Data records for software interfaces |

-.-.-

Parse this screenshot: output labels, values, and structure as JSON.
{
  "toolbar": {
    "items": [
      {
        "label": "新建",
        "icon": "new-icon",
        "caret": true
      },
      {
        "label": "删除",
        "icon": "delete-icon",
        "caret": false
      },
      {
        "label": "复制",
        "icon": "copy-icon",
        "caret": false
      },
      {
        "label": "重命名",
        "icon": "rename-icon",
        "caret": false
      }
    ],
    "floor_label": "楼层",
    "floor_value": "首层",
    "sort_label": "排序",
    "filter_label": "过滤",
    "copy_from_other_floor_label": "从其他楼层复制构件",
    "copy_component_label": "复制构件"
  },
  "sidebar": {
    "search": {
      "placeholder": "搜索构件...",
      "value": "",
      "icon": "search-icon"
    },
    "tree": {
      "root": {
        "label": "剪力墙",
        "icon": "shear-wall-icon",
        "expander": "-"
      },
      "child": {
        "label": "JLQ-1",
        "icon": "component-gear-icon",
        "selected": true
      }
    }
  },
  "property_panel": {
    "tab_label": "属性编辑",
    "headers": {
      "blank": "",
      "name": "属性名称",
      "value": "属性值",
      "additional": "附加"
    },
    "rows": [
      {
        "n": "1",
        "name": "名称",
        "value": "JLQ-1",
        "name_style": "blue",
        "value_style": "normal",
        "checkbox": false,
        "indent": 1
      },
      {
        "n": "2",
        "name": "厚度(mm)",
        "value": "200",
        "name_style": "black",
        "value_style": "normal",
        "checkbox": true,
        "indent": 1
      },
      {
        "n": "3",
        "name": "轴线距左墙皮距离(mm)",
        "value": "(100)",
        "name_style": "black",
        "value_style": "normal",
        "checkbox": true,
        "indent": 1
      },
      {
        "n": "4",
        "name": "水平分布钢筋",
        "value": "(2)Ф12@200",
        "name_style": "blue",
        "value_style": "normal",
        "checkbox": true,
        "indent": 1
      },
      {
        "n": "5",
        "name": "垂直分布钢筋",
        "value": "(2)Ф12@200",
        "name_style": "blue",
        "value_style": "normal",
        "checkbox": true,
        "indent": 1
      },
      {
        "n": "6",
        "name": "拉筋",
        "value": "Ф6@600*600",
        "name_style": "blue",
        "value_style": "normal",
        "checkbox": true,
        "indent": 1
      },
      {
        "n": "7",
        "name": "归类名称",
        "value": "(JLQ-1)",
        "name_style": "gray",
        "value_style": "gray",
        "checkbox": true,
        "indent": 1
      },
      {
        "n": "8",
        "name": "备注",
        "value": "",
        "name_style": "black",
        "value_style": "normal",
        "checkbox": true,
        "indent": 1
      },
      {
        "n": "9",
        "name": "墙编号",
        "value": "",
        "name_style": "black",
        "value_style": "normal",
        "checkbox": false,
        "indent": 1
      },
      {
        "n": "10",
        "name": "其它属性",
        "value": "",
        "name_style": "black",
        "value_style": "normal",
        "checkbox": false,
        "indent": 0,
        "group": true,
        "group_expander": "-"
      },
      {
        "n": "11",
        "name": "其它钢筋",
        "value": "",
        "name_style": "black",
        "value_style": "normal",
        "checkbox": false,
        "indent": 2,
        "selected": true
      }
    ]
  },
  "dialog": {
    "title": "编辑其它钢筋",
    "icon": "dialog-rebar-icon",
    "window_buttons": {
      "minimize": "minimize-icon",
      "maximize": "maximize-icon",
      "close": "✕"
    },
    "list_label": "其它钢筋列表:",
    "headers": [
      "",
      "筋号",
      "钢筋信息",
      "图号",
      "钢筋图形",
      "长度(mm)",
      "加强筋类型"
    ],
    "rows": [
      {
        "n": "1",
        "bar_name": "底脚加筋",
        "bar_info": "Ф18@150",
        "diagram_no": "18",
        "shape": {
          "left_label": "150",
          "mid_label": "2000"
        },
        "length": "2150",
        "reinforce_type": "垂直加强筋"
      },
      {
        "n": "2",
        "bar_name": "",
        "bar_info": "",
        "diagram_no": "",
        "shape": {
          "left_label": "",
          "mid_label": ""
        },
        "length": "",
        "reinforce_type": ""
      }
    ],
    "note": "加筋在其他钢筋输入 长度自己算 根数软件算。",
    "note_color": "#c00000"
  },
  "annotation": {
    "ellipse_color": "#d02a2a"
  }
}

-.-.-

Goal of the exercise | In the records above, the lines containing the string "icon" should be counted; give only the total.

Answer section | 10